What this task involves:
Search the data below for the string "Benin" and copy all lines where it shows up.

Segment Start: Dataset records

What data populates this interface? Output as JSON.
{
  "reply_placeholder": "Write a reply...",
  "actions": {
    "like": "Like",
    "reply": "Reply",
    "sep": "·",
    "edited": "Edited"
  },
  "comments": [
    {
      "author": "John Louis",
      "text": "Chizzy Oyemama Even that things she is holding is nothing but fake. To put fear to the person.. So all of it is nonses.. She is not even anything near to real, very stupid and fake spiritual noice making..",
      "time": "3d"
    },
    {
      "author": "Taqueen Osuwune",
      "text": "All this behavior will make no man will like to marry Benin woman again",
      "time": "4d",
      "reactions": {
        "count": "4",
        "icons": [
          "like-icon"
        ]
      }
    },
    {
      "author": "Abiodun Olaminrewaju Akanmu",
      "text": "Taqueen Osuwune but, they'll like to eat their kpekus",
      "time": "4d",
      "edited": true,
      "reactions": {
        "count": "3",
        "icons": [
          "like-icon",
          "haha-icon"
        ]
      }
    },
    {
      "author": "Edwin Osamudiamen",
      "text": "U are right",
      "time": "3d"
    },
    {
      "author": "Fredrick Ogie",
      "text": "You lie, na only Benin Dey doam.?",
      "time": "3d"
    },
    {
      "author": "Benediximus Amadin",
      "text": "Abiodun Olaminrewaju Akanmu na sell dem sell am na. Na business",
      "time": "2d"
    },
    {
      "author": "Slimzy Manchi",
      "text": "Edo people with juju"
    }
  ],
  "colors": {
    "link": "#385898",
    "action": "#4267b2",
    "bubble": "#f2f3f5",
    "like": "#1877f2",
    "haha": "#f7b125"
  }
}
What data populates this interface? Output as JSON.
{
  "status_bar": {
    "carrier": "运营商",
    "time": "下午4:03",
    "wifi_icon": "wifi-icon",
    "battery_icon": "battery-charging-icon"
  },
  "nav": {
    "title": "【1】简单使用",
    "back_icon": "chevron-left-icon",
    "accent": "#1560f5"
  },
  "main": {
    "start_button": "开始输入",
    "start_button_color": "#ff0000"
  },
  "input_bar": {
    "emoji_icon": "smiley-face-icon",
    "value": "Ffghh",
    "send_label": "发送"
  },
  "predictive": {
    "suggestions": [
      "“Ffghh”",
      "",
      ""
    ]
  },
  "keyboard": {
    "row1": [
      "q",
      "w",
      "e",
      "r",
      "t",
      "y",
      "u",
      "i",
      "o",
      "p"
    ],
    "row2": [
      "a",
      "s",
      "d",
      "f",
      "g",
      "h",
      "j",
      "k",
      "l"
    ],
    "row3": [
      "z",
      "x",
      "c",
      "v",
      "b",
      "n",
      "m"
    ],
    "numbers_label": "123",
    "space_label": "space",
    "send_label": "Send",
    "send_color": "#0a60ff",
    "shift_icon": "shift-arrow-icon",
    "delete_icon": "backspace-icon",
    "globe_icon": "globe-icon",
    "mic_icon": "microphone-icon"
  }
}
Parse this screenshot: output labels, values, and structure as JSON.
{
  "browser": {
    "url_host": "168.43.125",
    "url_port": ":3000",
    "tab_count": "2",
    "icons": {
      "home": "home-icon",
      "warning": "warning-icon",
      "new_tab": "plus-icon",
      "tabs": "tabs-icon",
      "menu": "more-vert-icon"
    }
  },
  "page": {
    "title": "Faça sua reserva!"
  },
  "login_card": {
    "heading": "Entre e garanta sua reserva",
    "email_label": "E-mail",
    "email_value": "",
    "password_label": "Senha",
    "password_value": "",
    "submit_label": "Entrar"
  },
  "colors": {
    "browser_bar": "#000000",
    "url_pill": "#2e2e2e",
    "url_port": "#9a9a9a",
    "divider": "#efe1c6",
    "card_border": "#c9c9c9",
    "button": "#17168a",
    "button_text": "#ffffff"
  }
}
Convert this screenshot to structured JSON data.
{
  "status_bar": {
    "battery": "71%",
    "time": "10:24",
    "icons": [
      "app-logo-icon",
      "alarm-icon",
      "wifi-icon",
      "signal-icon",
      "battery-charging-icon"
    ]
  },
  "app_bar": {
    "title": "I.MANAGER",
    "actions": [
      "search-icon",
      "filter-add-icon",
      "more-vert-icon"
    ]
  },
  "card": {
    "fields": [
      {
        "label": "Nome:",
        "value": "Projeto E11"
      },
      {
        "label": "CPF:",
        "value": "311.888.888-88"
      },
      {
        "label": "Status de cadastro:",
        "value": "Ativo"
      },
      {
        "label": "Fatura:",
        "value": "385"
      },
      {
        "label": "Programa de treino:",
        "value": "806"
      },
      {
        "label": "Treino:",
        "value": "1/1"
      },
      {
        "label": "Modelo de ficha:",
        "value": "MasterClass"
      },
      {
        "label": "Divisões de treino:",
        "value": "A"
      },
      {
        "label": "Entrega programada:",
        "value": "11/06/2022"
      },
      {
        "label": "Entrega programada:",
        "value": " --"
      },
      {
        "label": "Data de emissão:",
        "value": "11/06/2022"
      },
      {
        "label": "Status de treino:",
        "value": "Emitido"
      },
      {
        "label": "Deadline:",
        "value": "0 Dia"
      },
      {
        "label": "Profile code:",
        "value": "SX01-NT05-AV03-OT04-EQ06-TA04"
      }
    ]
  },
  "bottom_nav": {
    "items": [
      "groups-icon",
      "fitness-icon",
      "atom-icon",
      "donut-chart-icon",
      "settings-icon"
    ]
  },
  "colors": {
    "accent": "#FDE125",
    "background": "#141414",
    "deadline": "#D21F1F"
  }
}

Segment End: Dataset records

Result of the task:
      "text": "All this behavior will make no man will like to marry Benin woman again",
      "text": "You lie, na only Benin Dey doam.?",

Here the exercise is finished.